AUGUSTA — The Mills Administration today released an update to its color-coded Health Advisory System that classifies counties’ relative risk of COVID-19 transmission to assist schools as they continue with their efforts to deliver instruction and support students safely.
Maine’s Department of Health and Human Services (DHHS) and Center for Disease Control and Prevention (Maine CDC) assessed COVID-19 data and trends for all counties and released the following designations:
- YELLOW: Androscoggin County continues to have an elevated new case rate of 77 cases per 10,000 residents, more than double the statewide average.
- NOW GREEN: The new case rates in Kennebec, Oxford, and Somerset counties have fallen by at least 20 percent, and their positivity rates are below 5 percent.
- All other counties remain green, including Franklin and York, which were closely monitored in the last update but have since shown improvements.

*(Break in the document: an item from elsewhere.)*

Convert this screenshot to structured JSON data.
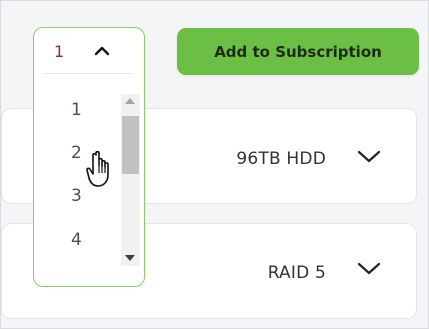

These designations are made out of an abundance of caution and for the consideration of school administrative units in their decisions to deliver instruction. DHHS and Maine CDC continue to review evidence that indicates lower transmission of COVID-19 in schools compared to the general population.
Over the last 30 days, the rate of new cases for school staff and students has remained steady at 46 per 10,000, about 40 percent lower than a new case rate of 78 per 10,000 for the general population.
This continues to demonstrate that in-person learning in schools that follow public health precautions can be conducted safely, without increased transmission of COVID-19, when schools use proven health and safety protocols and resources.
The Health Advisory System categorizations are defined as follows:
- RED: Categorization as “red” suggests that the county has a high risk of COVID-19 spread and that in-person instruction is not advisable.
- YELLOW: Categorization as “yellow” suggests that that the county has an elevated risk of COVID-19 spread and that schools may consider additional precautions and/or hybrid instructional models to reduce the number of people in schools and classrooms at any one time.
- GREEN: Categorization as “green” suggests that the county has a relatively low risk of COVID-19 spread and that schools may consider in-person instruction, as long as they are able to implement the required health and safety measures. Schools in a “green” county may need to use hybrid instruction models if there is insufficient capacity or other factors (facilities, staffing, geography/transportation, etc.) that may prevent full implementation of the health and safety requirements.
The county-level assessments are based on both quantitative and qualitative data, including but not limited to recent case rates, positivity rates, and syndromic data (e.g., symptoms of influenza or COVID-19). Those data are publicly posted every week on the Maine CDC website. DHHS and Maine CDC also consider qualitative factors, such as the presence of outbreaks that may potentially affect school-age children.
The Health Advisory System reflects ongoing analysis of evolving data, and serves as one piece of information that school and district leaders can use to make decisions about how to deliver education during the school year. The qualitative and quantitative considerations and data used by the CDC in determining community transmission risk levels for schools can be located here: How County Risk Levels for Maine Schools are Determined
The Health Advisory System can be found on the Maine DOE website in Part I of the Framework for Reopening Schools and Returning to In-Person Classroom Instruction: https://www.maine.gov/doe/framework/part-I.
Maine schools have been safely open since the fall by adhering to the six requirements for returning to in-person instruction and by following the protocols for identifying close contacts that are found in the Standard Operating Procedure for a positive case in schools, regardless of their county color designation.
The next update will be provided on May 21, 2021. Updating this advisory on a two-week basis aligns with the incubation period for COVID-19 and allows for greater stability in the trend data for small counties.